Background: Differences in behavioral phenotypes between the two most common subtypes of Prader-Willi syndrome (PWS) (chromosome 15q deletions and maternal uniparental disomy 15 (UPD) indicate that distinct neural networks may be affected. Though both subtypes display hyperphagia, the deletion subgroup shows reduced behavioral inhibition around food, whereas those with UPD are generally more able to maintain cognitive control over food intake impulses.

Objective: To examine the neural basis of phenotypic differences to better understand relationships between genetic subtypes and behavioral outcomes. We predicted greater food motivation circuitry activity in the deletion subtype and greater activity in higher order cognitive regions in the UPD group, especially after eating.

Design and participants: Nine individuals with PWS due to UPD and nine individuals with PWS due to (type 2) deletion, matched for age, gender and body mass index, underwent functional magnetic resonance imaging (fMRI) while viewing food images during two food motivation states: one before (pre-meal) and one after (post-meal) eating a standardized 500 kcal meal.

Results: Both PWS subgroups showed greater activity in response to food pre- and post-meal compared with the healthy-weight group. Compared with UPD, the deletion subtype showed increased food motivation network activation both pre- and post-meal, especially in the medial prefrontal cortex (mPFC) and amygdala. In contrast, the UPD group showed greater activation than the deletion subtype post-meal in the dorsolateral prefrontal cortex (DLPFC) and parahippocampal gyrus (PHG).

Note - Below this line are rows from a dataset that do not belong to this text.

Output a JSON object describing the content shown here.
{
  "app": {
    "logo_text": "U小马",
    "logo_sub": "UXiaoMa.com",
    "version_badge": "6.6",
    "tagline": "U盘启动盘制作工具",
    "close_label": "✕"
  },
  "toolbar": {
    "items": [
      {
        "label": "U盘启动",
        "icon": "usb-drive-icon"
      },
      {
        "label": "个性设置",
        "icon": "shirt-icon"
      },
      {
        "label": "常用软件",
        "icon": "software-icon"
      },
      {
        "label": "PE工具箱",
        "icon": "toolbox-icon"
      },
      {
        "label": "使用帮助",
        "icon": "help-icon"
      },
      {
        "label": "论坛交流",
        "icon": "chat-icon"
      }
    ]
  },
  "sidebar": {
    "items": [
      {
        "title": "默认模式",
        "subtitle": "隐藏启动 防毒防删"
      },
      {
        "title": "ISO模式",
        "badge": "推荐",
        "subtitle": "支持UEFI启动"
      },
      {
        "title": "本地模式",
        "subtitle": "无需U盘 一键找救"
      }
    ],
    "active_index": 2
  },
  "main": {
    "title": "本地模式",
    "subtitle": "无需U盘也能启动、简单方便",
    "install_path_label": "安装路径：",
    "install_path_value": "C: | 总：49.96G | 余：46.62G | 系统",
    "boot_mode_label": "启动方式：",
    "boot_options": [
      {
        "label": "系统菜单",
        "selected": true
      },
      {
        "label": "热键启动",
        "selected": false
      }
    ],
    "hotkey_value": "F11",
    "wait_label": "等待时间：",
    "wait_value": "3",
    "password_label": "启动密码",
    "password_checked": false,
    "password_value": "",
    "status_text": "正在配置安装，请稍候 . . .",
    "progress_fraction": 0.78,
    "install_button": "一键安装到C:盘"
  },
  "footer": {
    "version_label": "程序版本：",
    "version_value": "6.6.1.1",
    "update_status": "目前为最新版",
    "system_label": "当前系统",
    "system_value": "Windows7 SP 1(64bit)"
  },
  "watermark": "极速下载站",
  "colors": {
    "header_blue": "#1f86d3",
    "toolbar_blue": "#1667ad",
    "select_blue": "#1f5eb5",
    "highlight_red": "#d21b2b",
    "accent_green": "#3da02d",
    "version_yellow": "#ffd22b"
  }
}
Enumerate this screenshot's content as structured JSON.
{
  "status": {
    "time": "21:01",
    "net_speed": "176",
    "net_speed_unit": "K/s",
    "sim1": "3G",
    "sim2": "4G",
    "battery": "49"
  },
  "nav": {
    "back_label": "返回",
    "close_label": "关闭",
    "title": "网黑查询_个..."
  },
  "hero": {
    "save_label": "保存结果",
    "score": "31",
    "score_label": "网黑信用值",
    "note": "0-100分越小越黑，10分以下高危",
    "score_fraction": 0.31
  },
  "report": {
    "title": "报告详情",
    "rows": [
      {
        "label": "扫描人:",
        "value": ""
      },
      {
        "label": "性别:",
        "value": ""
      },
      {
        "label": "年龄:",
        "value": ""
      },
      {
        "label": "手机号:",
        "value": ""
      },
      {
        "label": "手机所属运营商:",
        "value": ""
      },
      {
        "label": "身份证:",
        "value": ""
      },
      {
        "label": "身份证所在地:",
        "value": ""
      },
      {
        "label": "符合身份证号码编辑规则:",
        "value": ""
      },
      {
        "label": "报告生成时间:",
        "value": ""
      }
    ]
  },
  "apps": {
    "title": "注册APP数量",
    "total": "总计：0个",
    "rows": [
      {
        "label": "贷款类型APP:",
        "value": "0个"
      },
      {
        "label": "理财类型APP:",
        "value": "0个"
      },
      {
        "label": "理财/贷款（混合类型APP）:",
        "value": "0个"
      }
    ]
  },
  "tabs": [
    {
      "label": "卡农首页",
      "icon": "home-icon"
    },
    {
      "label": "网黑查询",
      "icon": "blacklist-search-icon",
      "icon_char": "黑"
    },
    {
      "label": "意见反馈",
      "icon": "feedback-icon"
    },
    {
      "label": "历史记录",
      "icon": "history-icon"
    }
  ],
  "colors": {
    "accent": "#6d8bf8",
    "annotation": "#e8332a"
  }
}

Conclusion: These preliminary findings are the first functional neuroimaging findings to support divergent neural mechanisms associated with behavioral phenotypes in genetic subtypes of PWS. Results are discussed within the framework of genetic mechanisms such as haploinsufficiency and gene dosage effects and their differential influence on deletion and UPD subtypes, respectively.

Show MeSH
Related in: MedlinePlus